One of the hardest parenting lessons I’ve had to learn since the birth of the boys is to let my sons be the people they are. There were times when I thought that this or that aspect of their personality was going to make things harder for them in life, so maybe I should try to teach them/steer them in a different direction. This was a mistake. They’re not me. They don’t have to be like me. They are, you know, them.
Don’t misunderstand. I still try very hard to present a model of (I like to think) honorable manhood, and I (obviously) provide them guidance when they need it, but I try to do that now while recognizing the fact that they’re very different from me, from each other, from everybody, and that’s wonderful.

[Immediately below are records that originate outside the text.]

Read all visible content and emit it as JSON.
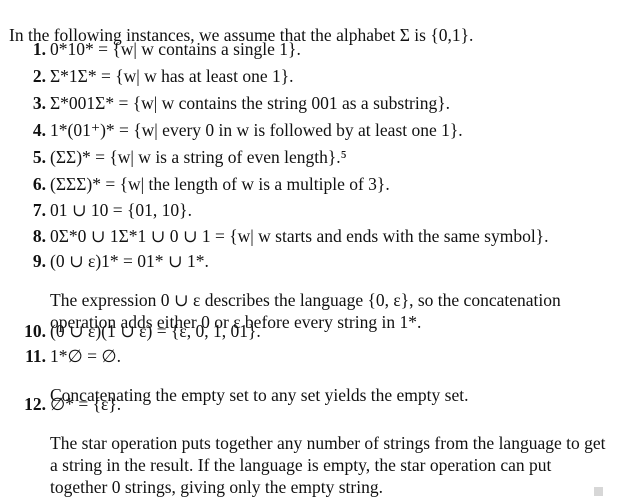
{
  "intro": "In the following instances, we assume that the alphabet Σ is {0,1}.",
  "examples": [
    {
      "num": "1.",
      "expr": "0*10* = {w| w contains a single 1}."
    },
    {
      "num": "2.",
      "expr": "Σ*1Σ* = {w| w has at least one 1}."
    },
    {
      "num": "3.",
      "expr": "Σ*001Σ* = {w| w contains the string 001 as a substring}."
    },
    {
      "num": "4.",
      "expr": "1*(01⁺)* = {w| every 0 in w is followed by at least one 1}."
    },
    {
      "num": "5.",
      "expr": "(ΣΣ)* = {w| w is a string of even length}.⁵"
    },
    {
      "num": "6.",
      "expr": "(ΣΣΣ)* = {w| the length of w is a multiple of 3}."
    },
    {
      "num": "7.",
      "expr": "01 ∪ 10 = {01, 10}."
    },
    {
      "num": "8.",
      "expr": "0Σ*0 ∪ 1Σ*1 ∪ 0 ∪ 1 = {w| w starts and ends with the same symbol}."
    },
    {
      "num": "9.",
      "expr": "(0 ∪ ε)1* = 01* ∪ 1*.",
      "note": "The expression 0 ∪ ε describes the language {0, ε}, so the concatenation operation adds either 0 or ε before every string in 1*."
    },
    {
      "num": "10.",
      "expr": "(0 ∪ ε)(1 ∪ ε) = {ε, 0, 1, 01}."
    },
    {
      "num": "11.",
      "expr": "1*∅ = ∅.",
      "note": "Concatenating the empty set to any set yields the empty set."
    },
    {
      "num": "12.",
      "expr": "∅* = {ε}.",
      "note": "The star operation puts together any number of strings from the language to get a string in the result. If the language is empty, the star operation can put together 0 strings, giving only the empty string."
    }
  ]
}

As an example: One of my sons is (and I mean this quite literally) one of the kindest, sweetest human beings I’ve ever met. It’s just his nature. It bothers him enormously when other people are in pain; he wants to comfort them. It hurts his feelings deeply when someone is mean to him, and it hurts his feelings still more if he inadvertently hurts someone else. He has almost no aggression in him at all. And his emotional attachments are very deep. He just feels things, feels everything, very strongly.
There was a time when I thought: “Oh my God, he has to toughen up. The world is full of assholes and it’s going to eat him alive.”
That, in two words, was completely wrong. He doesn’t need to toughen up. Hell, the world would benefit greatly from the presence of more people just like him.
Of course, I know that given his depth of feeling, he’s likely in for some disappointments. He’s going to have profound friendships, and he’s going to fall head over heels for someone. And those experiences will be wonderful for him because the feelings will be so rich and fulfilling. But invariably, he’ll someday be betrayed by someone he thought was his dear friend, spurned by someone he thought loved him back, and it’s going to hurt him more than it would someone who feels things less acutely (like me, say). That’s okay, and accepting that it was okay was a big step for me. I don’t need to toughen him up or otherwise try to change him in preparation for those difficult days. To do that would be to take away one of things most beautiful about him in an effort to spare him pain. That’s stupid, and wrong. He’s a sensitive soul and a lovely person, his own person. In his life he’ll probably experience some sharp emotional pain because he’s also going to experience some deep emotional connections, and the one often comes along with the other. But that’s who he is, and it’s wonderful. All I can do (and all his mother, brother, and soon to be born sister can do), all I should do, is be there for him when he slips. That’ll be enough.
Meanwhile, his nature enriches our whole family. It’s certainly made me a better person, though he doesn’t know that yet. For that, I thank him. It’s going to a joy watching him grow up.